“Rendition” is merely a fancy term for kidnapping.
Grieve is a fine lawyer. He therefore made sure that the ISC clarified a few legal propositions. For example, because “rendition” is merely a fancy term for kidnapping, he was “astonished” that, in 2018, the government still has no policy regarding involvement in such a crime. The ISC recommended that it be made clear: rendition, without more, qualifies as CIDT (Cruel, Inhuman and Degrading Treatment).
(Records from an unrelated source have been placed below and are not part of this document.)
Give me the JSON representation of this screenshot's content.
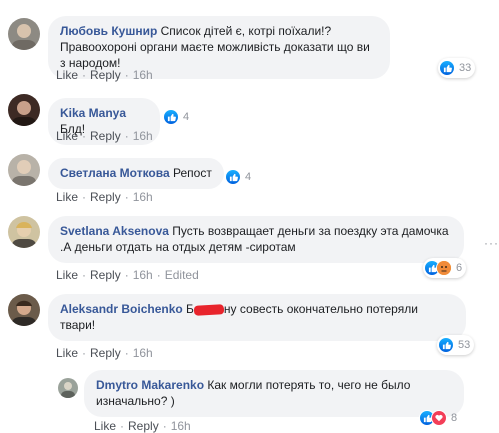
{
  "actions": {
    "like": "Like",
    "reply": "Reply",
    "edited": "Edited"
  },
  "comments": [
    {
      "author": "Любовь Кушнир",
      "text": "Список дітей є, котрі поїхали!? Правоохороні органи маєте можливість доказати що ви з народом!",
      "time": "16h",
      "reactions": "33"
    },
    {
      "author": "Kika Manya",
      "text": "Блд!",
      "time": "16h",
      "reactions": "4"
    },
    {
      "author": "Светлана Моткова",
      "text": "Репост",
      "time": "16h",
      "reactions": "4"
    },
    {
      "author": "Svetlana Aksenova",
      "text": "Пусть возвращает деньги за поездку эта дамочка .А деньги отдать на отдых детям -сиротам",
      "time": "16h",
      "reactions": "6"
    },
    {
      "author": "Aleksandr Boichenko",
      "text_start": "Б",
      "text_rest": "ну совесть окончательно потеряли твари!",
      "time": "16h",
      "reactions": "53"
    },
    {
      "author": "Dmytro Makarenko",
      "text": "Как могли потерять то, чего не было изначально? )",
      "time": "16h",
      "reactions": "8"
    }
  ],
  "more_menu_glyph": "···",
  "colors": {
    "author": "#385898",
    "bubble": "#f2f3f5",
    "like_blue": "#1877f2",
    "love_red": "#f33e58",
    "haha_yellow": "#f7b125",
    "redaction": "#e8242c"
  }
}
The Agencies’ failure to be forthright about so weighty a subject is, Grieve suggests repeatedly, “regrettable.” When he uses the term, Grieve himself is guilty of understatement: it is bizarre that public servants can conspire to commit hundreds of offences, and think it okay simply to refuse to discuss them. One opportunity to sterilise this nightmare has been lost. However, unlike the torture of my clients which can never be erased, we can still “get things right”: we need a full, transparent and independent inquiry, such as was originally promised by David Cameron, where any reasonable security concerns may be addressed by anonymity.